179
time immemorial. These laws are especially barren o f any logic,
and are in contradiction to common sense. They cause depression
and hinder unity and real brotherhood among men. They give
rise to loneliness and seclusion . . . and all of it because o f a
religious feeling that is already dim and passe . . . (S.P.
Rabinowicz,
op. cit.,
p. 174.)
There apparently must have been a time when the young
Zunz was not observant of the ceremonial law. This was implied
by Geiger’s letters to him (Rabinowicz,
op. cit.,
chap. V). In the
forties, however, when Geiger embraced extreme reform, their

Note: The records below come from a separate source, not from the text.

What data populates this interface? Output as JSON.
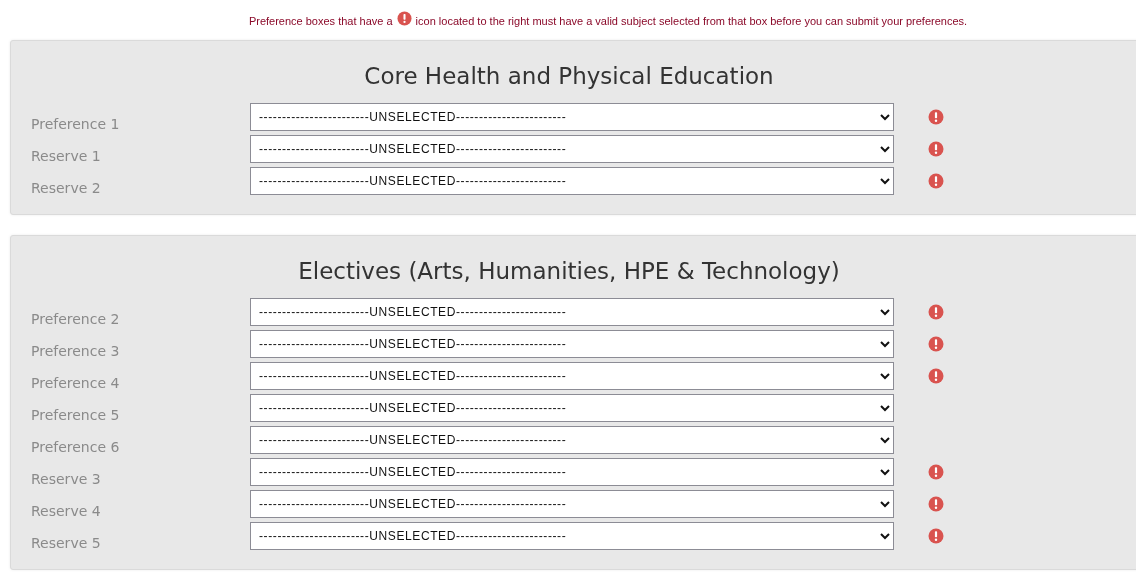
{
  "notice": {
    "before": "Preference boxes that have a",
    "after": "icon located to the right must have a valid subject selected from that box before you can submit your preferences."
  },
  "sections": [
    {
      "title": "Core Health and Physical Education",
      "rows": [
        {
          "label": "Preference 1",
          "value": "------------------------UNSELECTED------------------------",
          "invalid": true
        },
        {
          "label": "Reserve 1",
          "value": "------------------------UNSELECTED------------------------",
          "invalid": true
        },
        {
          "label": "Reserve 2",
          "value": "------------------------UNSELECTED------------------------",
          "invalid": true
        }
      ]
    },
    {
      "title": "Electives (Arts, Humanities, HPE & Technology)",
      "rows": [
        {
          "label": "Preference 2",
          "value": "------------------------UNSELECTED------------------------",
          "invalid": true
        },
        {
          "label": "Preference 3",
          "value": "------------------------UNSELECTED------------------------",
          "invalid": true
        },
        {
          "label": "Preference 4",
          "value": "------------------------UNSELECTED------------------------",
          "invalid": true
        },
        {
          "label": "Preference 5",
          "value": "------------------------UNSELECTED------------------------",
          "invalid": false
        },
        {
          "label": "Preference 6",
          "value": "------------------------UNSELECTED------------------------",
          "invalid": false
        },
        {
          "label": "Reserve 3",
          "value": "------------------------UNSELECTED------------------------",
          "invalid": true
        },
        {
          "label": "Reserve 4",
          "value": "------------------------UNSELECTED------------------------",
          "invalid": true
        },
        {
          "label": "Reserve 5",
          "value": "------------------------UNSELECTED------------------------",
          "invalid": true
        }
      ]
    }
  ]
}
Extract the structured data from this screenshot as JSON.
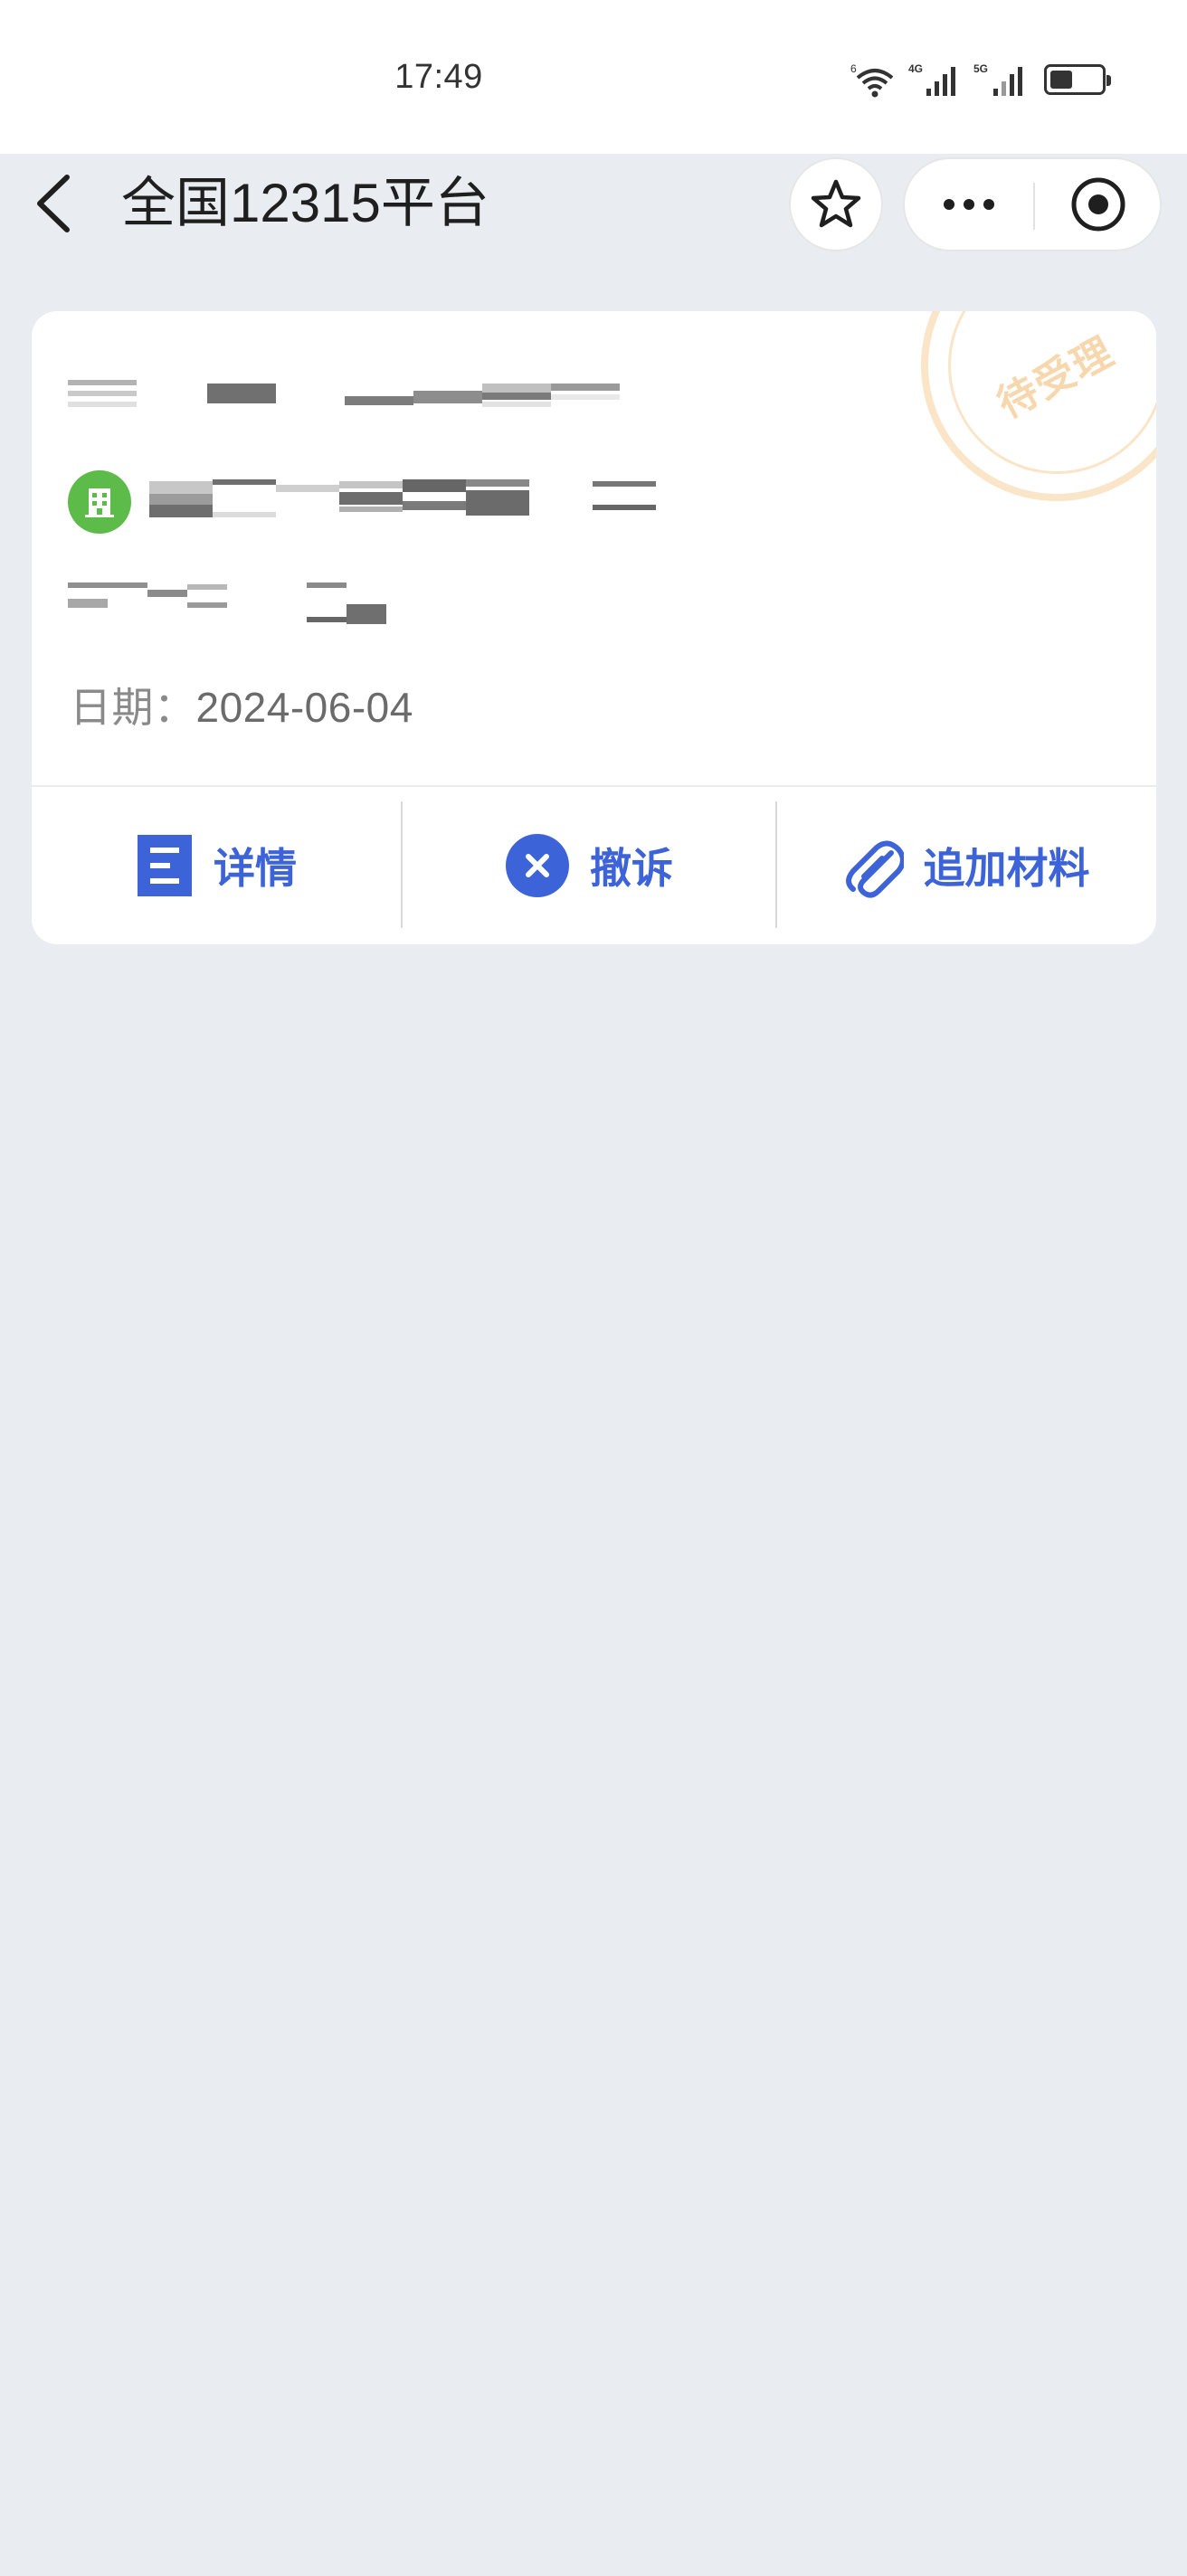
{
  "status_bar": {
    "time": "17:49",
    "icons": [
      "wifi-icon",
      "signal-4g-icon",
      "signal-5g-icon",
      "battery-icon"
    ],
    "battery_level": 0.45
  },
  "nav": {
    "title": "全国12315平台",
    "back_icon": "chevron-left-icon",
    "favorite_icon": "star-icon",
    "more_icon": "more-dots-icon",
    "close_icon": "target-circle-icon"
  },
  "card": {
    "stamp_text": "待受理",
    "company_icon": "building-icon",
    "date_label": "日期：",
    "date_value": "2024-06-04",
    "actions": [
      {
        "label": "详情",
        "icon": "document-list-icon"
      },
      {
        "label": "撤诉",
        "icon": "close-circle-icon"
      },
      {
        "label": "追加材料",
        "icon": "paperclip-icon"
      }
    ]
  },
  "colors": {
    "accent": "#3d63d8",
    "page_bg": "#e9ecf1",
    "stamp": "#fbe5c8",
    "company_badge": "#5dbb4a"
  }
}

roads separated, never to merge again.
JEWISH NAMES
With the same conviction and zeal Zunz wrote about the
names of the Jews and their right to choose whatever name
they wanted:
Yet what is this panicky activity for? What is this painful struggle
to gain a right which God, not man, granted? Body and soul,
air and language, spirit and inventiveness remain the absolute
property of every human being. The possession and choice of
a name are the holy right of parents or family, and there is no
law which can limit it, no morality that can abolish it and no
religion that can prosper by opposing it.
[Gesammelte Schriften,
II, pp. 81-82.]
The most embracing characteristic of Zunz’s work is its ec­
umenical character, its notion of the universality of the Jewish
people. “Klal Israel” was for him a living reality of which he
was deeply aware. Like Yashar of Candia of the 17th century
(1591-1655), he ignored the rabbinic-Karaitic rift and, as far
as the historical-cultural record was concerned, he treated the
Karaites as an integral part of the Jewish people [See I. Barzilay,
Yoseph Shlomo Delmedigo (Yashar o f Candia
) (Brill, 1974), chap.
22: “Relations with Karaites,” pp. 311-314; see also ibid., “In­
dex”]. He referred to many Karaite
paytanim
and cited their
piyutim.
He also mentioned them among the travellers to the
Holy Land. He also showed a tolerant attitude toward Yiddish,
though he was a strong opponent of its usage in Germany. He
praised Mendelssohn above all for having helped to remove
this “ostliche Barbarei” from German Jewry. [“Rede gehalten